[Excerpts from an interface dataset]
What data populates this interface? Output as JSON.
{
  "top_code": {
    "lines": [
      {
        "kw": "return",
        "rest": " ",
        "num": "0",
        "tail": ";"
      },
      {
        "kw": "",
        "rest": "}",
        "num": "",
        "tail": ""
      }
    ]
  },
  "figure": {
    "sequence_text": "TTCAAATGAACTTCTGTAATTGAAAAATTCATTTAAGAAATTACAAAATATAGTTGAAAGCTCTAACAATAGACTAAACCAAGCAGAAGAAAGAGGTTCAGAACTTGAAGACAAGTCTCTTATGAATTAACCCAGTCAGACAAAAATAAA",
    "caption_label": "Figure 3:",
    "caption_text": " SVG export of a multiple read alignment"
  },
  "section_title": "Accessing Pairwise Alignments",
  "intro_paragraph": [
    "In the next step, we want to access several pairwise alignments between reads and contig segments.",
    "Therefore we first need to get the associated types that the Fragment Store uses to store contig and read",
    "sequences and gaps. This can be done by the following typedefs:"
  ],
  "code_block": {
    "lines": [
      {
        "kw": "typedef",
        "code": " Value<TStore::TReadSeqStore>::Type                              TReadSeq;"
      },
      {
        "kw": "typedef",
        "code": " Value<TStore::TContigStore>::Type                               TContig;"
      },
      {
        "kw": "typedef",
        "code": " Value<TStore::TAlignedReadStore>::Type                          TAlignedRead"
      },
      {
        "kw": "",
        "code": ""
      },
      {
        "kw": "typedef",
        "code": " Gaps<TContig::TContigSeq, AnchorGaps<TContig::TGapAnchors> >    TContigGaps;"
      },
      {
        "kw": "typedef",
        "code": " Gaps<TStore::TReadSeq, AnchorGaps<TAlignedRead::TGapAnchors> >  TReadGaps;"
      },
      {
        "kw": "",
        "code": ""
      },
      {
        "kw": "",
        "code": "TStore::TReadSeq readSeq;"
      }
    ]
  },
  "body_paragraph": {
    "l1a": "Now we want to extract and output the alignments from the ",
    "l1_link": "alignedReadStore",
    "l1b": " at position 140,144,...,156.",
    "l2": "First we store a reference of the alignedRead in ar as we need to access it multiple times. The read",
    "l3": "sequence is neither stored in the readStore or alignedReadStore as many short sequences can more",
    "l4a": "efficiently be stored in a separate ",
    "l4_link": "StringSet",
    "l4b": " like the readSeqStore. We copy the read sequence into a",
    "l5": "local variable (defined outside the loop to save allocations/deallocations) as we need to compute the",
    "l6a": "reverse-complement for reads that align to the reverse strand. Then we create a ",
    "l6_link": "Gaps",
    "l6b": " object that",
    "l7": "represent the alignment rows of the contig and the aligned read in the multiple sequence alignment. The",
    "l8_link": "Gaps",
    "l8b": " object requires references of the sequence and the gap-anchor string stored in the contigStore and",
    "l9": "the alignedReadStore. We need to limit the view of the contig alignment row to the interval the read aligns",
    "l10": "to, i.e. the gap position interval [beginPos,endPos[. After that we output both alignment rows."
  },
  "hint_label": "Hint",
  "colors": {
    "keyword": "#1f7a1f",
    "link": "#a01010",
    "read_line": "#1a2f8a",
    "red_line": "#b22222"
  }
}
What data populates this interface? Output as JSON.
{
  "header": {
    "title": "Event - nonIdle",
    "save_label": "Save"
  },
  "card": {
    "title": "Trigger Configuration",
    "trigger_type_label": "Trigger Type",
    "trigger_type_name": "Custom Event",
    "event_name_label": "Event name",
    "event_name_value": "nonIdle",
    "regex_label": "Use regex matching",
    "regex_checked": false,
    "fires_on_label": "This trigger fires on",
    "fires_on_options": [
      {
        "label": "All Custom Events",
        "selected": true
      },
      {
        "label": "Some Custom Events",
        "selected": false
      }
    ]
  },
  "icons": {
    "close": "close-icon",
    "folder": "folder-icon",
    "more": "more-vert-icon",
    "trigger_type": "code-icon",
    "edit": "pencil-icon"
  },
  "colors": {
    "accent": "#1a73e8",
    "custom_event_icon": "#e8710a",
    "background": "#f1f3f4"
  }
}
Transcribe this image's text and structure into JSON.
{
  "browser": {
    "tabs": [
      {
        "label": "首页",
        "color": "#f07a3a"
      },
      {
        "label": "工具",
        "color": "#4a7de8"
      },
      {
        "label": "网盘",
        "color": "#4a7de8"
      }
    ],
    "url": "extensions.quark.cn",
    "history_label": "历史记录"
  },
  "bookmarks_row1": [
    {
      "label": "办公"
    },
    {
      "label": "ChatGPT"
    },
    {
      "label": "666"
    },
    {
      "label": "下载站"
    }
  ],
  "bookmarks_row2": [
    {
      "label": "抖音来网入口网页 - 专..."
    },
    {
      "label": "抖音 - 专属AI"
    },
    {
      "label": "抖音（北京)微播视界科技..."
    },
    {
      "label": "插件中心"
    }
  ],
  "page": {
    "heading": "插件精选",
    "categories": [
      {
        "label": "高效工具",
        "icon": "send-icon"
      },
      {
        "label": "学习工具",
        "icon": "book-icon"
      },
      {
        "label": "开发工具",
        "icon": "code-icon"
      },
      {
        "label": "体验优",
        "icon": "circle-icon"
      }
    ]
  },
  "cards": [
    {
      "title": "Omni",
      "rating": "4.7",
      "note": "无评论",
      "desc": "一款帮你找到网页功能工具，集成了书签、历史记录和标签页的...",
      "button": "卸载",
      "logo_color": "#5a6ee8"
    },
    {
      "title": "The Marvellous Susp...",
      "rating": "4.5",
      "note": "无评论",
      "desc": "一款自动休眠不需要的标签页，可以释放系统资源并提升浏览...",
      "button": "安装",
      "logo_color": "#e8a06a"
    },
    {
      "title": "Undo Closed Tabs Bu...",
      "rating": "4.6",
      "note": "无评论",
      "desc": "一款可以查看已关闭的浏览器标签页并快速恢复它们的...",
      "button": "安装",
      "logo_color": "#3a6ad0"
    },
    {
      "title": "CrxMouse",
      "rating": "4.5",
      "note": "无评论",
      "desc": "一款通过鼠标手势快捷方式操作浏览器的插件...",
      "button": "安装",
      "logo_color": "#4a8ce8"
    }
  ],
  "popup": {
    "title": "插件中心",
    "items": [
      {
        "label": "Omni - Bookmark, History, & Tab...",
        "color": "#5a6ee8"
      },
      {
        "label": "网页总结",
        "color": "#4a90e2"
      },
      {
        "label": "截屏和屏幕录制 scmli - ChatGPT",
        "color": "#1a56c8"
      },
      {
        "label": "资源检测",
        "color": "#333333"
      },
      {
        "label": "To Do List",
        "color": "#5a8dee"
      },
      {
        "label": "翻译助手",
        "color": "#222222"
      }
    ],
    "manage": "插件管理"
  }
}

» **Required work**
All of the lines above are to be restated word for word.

» **Response for this exercise**
What data populates this interface? Output as JSON.
{
  "top_code": {
    "lines": [
      {
        "kw": "return",
        "rest": " ",
        "num": "0",
        "tail": ";"
      },
      {
        "kw": "",
        "rest": "}",
        "num": "",
        "tail": ""
      }
    ]
  },
  "figure": {
    "sequence_text": "TTCAAATGAACTTCTGTAATTGAAAAATTCATTTAAGAAATTACAAAATATAGTTGAAAGCTCTAACAATAGACTAAACCAAGCAGAAGAAAGAGGTTCAGAACTTGAAGACAAGTCTCTTATGAATTAACCCAGTCAGACAAAAATAAA",
    "caption_label": "Figure 3:",
    "caption_text": " SVG export of a multiple read alignment"
  },
  "section_title": "Accessing Pairwise Alignments",
  "intro_paragraph": [
    "In the next step, we want to access several pairwise alignments between reads and contig segments.",
    "Therefore we first need to get the associated types that the Fragment Store uses to store contig and read",
    "sequences and gaps. This can be done by the following typedefs:"
  ],
  "code_block": {
    "lines": [
      {
        "kw": "typedef",
        "code": " Value<TStore::TReadSeqStore>::Type                              TReadSeq;"
      },
      {
        "kw": "typedef",
        "code": " Value<TStore::TContigStore>::Type                               TContig;"
      },
      {
        "kw": "typedef",
        "code": " Value<TStore::TAlignedReadStore>::Type                          TAlignedRead"
      },
      {
        "kw": "",
        "code": ""
      },
      {
        "kw": "typedef",
        "code": " Gaps<TContig::TContigSeq, AnchorGaps<TContig::TGapAnchors> >    TContigGaps;"
      },
      {
        "kw": "typedef",
        "code": " Gaps<TStore::TReadSeq, AnchorGaps<TAlignedRead::TGapAnchors> >  TReadGaps;"
      },
      {
        "kw": "",
        "code": ""
      },
      {
        "kw": "",
        "code": "TStore::TReadSeq readSeq;"
      }
    ]
  },
  "body_paragraph": {
    "l1a": "Now we want to extract and output the alignments from the ",
    "l1_link": "alignedReadStore",
    "l1b": " at position 140,144,...,156.",
    "l2": "First we store a reference of the alignedRead in ar as we need to access it multiple times. The read",
    "l3": "sequence is neither stored in the readStore or alignedReadStore as many short sequences can more",
    "l4a": "efficiently be stored in a separate ",
    "l4_link": "StringSet",
    "l4b": " like the readSeqStore. We copy the read sequence into a",
    "l5": "local variable (defined outside the loop to save allocations/deallocations) as we need to compute the",
    "l6a": "reverse-complement for reads that align to the reverse strand. Then we create a ",
    "l6_link": "Gaps",
    "l6b": " object that",
    "l7": "represent the alignment rows of the contig and the aligned read in the multiple sequence alignment. The",
    "l8_link": "Gaps",
    "l8b": " object requires references of the sequence and the gap-anchor string stored in the contigStore and",
    "l9": "the alignedReadStore. We need to limit the view of the contig alignment row to the interval the read aligns",
    "l10": "to, i.e. the gap position interval [beginPos,endPos[. After that we output both alignment rows."
  },
  "hint_label": "Hint",
  "colors": {
    "keyword": "#1f7a1f",
    "link": "#a01010",
    "read_line": "#1a2f8a",
    "red_line": "#b22222"
  }
}
What data populates this interface? Output as JSON.
{
  "header": {
    "title": "Event - nonIdle",
    "save_label": "Save"
  },
  "card": {
    "title": "Trigger Configuration",
    "trigger_type_label": "Trigger Type",
    "trigger_type_name": "Custom Event",
    "event_name_label": "Event name",
    "event_name_value": "nonIdle",
    "regex_label": "Use regex matching",
    "regex_checked": false,
    "fires_on_label": "This trigger fires on",
    "fires_on_options": [
      {
        "label": "All Custom Events",
        "selected": true
      },
      {
        "label": "Some Custom Events",
        "selected": false
      }
    ]
  },
  "icons": {
    "close": "close-icon",
    "folder": "folder-icon",
    "more": "more-vert-icon",
    "trigger_type": "code-icon",
    "edit": "pencil-icon"
  },
  "colors": {
    "accent": "#1a73e8",
    "custom_event_icon": "#e8710a",
    "background": "#f1f3f4"
  }
}
Transcribe this image's text and structure into JSON.
{
  "browser": {
    "tabs": [
      {
        "label": "首页",
        "color": "#f07a3a"
      },
      {
        "label": "工具",
        "color": "#4a7de8"
      },
      {
        "label": "网盘",
        "color": "#4a7de8"
      }
    ],
    "url": "extensions.quark.cn",
    "history_label": "历史记录"
  },
  "bookmarks_row1": [
    {
      "label": "办公"
    },
    {
      "label": "ChatGPT"
    },
    {
      "label": "666"
    },
    {
      "label": "下载站"
    }
  ],
  "bookmarks_row2": [
    {
      "label": "抖音来网入口网页 - 专..."
    },
    {
      "label": "抖音 - 专属AI"
    },
    {
      "label": "抖音（北京)微播视界科技..."
    },
    {
      "label": "插件中心"
    }
  ],
  "page": {
    "heading": "插件精选",
    "categories": [
      {
        "label": "高效工具",
        "icon": "send-icon"
      },
      {
        "label": "学习工具",
        "icon": "book-icon"
      },
      {
        "label": "开发工具",
        "icon": "code-icon"
      },
      {
        "label": "体验优",
        "icon": "circle-icon"
      }
    ]
  },
  "cards": [
    {
      "title": "Omni",
      "rating": "4.7",
      "note": "无评论",
      "desc": "一款帮你找到网页功能工具，集成了书签、历史记录和标签页的...",
      "button": "卸载",
      "logo_color": "#5a6ee8"
    },
    {
      "title": "The Marvellous Susp...",
      "rating": "4.5",
      "note": "无评论",
      "desc": "一款自动休眠不需要的标签页，可以释放系统资源并提升浏览...",
      "button": "安装",
      "logo_color": "#e8a06a"
    },
    {
      "title": "Undo Closed Tabs Bu...",
      "rating": "4.6",
      "note": "无评论",
      "desc": "一款可以查看已关闭的浏览器标签页并快速恢复它们的...",
      "button": "安装",
      "logo_color": "#3a6ad0"
    },
    {
      "title": "CrxMouse",
      "rating": "4.5",
      "note": "无评论",
      "desc": "一款通过鼠标手势快捷方式操作浏览器的插件...",
      "button": "安装",
      "logo_color": "#4a8ce8"
    }
  ],
  "popup": {
    "title": "插件中心",
    "items": [
      {
        "label": "Omni - Bookmark, History, & Tab...",
        "color": "#5a6ee8"
      },
      {
        "label": "网页总结",
        "color": "#4a90e2"
      },
      {
        "label": "截屏和屏幕录制 scmli - ChatGPT",
        "color": "#1a56c8"
      },
      {
        "label": "资源检测",
        "color": "#333333"
      },
      {
        "label": "To Do List",
        "color": "#5a8dee"
      },
      {
        "label": "翻译助手",
        "color": "#222222"
      }
    ],
    "manage": "插件管理"
  }
}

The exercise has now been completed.